Your instructions =>
Where a line contains the word "Atribuida", copy that line from the records below.

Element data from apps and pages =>
/---

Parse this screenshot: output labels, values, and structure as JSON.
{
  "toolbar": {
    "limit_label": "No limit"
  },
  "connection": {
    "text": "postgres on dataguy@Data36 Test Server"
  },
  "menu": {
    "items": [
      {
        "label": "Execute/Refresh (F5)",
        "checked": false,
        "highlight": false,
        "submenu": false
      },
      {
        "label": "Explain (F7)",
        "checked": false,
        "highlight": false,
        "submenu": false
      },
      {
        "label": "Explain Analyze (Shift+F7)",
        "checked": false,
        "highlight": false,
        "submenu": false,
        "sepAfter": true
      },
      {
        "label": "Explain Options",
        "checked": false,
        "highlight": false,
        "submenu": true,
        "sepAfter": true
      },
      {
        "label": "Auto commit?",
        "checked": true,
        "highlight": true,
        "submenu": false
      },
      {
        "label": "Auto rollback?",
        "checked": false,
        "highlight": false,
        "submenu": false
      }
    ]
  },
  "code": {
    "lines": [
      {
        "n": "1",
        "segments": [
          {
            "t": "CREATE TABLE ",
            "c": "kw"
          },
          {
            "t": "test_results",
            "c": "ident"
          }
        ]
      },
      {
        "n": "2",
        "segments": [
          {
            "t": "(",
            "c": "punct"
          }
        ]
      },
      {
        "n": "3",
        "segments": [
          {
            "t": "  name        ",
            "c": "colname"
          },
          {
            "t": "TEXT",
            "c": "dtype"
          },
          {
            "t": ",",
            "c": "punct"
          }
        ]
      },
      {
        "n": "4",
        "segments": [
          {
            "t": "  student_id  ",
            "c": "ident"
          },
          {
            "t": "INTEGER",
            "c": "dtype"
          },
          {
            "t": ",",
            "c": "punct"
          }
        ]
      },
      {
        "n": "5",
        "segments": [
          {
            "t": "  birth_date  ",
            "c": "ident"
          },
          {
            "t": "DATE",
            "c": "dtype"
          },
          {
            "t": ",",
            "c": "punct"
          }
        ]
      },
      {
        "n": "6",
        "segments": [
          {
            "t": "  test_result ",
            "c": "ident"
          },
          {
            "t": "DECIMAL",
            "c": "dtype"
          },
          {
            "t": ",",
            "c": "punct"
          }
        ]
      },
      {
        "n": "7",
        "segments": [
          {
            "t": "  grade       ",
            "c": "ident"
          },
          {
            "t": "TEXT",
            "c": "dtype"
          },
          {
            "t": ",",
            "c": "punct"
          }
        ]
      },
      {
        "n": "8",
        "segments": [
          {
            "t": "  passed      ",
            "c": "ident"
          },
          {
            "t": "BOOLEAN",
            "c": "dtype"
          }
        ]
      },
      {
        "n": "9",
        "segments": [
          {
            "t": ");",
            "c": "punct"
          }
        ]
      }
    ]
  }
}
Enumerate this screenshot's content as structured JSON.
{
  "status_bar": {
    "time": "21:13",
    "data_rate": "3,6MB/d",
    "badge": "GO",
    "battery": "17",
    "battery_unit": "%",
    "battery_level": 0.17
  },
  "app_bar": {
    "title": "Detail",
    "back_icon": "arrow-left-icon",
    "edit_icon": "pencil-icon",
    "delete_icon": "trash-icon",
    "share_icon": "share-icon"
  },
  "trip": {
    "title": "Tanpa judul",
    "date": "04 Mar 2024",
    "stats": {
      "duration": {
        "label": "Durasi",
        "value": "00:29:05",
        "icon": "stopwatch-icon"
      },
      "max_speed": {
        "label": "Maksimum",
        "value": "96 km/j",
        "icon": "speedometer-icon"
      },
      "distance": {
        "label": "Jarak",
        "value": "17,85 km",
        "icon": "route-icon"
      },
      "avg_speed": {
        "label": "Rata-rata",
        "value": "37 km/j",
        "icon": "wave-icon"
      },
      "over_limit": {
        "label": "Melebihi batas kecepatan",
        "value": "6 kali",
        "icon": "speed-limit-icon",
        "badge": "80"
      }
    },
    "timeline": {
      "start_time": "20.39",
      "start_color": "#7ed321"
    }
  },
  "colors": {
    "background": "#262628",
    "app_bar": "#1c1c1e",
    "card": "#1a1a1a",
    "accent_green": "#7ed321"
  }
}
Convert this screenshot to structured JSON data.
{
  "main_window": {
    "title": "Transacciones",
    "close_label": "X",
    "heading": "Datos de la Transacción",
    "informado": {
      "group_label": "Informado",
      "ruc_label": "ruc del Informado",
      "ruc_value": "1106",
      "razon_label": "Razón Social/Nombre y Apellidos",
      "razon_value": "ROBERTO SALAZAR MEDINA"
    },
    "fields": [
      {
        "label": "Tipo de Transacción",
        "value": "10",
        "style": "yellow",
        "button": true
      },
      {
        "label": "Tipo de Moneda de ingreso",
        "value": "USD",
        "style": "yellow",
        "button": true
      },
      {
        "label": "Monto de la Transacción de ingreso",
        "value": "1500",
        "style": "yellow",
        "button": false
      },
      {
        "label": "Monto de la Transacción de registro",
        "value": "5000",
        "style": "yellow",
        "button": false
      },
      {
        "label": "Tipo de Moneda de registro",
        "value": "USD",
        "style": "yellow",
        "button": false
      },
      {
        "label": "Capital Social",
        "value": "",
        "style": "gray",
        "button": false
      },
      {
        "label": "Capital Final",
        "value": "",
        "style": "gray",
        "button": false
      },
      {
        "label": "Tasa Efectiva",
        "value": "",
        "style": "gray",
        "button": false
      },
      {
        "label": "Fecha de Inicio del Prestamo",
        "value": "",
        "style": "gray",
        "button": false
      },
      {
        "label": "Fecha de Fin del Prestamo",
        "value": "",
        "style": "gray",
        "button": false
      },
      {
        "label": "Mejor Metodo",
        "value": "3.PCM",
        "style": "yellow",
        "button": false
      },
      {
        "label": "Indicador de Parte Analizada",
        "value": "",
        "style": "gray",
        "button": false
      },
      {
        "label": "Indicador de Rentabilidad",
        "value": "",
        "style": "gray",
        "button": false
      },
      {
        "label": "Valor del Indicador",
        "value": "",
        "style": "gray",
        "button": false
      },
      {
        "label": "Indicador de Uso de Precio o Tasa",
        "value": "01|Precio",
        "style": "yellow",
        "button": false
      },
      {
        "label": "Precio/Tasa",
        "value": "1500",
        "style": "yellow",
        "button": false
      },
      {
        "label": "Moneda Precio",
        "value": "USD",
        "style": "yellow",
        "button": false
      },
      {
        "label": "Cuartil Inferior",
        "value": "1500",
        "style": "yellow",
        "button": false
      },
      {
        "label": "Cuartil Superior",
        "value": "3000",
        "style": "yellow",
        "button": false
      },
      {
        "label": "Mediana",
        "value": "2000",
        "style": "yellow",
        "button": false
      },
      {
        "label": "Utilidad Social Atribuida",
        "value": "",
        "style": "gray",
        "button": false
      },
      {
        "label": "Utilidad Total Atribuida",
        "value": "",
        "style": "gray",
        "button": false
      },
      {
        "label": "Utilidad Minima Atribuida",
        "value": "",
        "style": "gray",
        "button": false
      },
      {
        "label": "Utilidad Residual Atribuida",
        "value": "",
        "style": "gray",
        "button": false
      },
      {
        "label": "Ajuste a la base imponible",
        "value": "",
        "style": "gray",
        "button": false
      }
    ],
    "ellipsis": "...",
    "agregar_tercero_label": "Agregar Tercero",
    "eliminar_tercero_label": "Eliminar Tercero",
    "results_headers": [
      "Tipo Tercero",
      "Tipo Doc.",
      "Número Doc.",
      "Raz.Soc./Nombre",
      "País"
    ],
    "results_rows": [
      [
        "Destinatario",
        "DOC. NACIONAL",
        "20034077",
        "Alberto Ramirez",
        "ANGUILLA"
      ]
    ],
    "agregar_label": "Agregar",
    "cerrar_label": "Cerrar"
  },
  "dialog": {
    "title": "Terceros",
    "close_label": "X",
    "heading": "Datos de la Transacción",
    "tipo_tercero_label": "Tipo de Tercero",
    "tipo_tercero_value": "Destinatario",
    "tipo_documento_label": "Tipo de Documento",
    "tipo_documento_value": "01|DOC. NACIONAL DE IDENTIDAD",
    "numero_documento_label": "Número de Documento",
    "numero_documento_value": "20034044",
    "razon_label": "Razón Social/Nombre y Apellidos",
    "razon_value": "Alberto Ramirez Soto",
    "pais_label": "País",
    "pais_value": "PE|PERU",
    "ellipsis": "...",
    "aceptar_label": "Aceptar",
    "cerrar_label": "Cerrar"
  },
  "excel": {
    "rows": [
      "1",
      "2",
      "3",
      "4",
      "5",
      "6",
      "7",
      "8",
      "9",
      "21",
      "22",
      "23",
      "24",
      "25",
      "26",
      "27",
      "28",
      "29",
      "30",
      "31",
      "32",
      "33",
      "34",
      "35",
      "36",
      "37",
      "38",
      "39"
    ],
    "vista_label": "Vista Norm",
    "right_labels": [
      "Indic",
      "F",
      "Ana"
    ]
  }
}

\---

Output for this task =>
        "label": "Utilidad Social Atribuida",
        "label": "Utilidad Total Atribuida",
        "label": "Utilidad Minima Atribuida",
        "label": "Utilidad Residual Atribuida",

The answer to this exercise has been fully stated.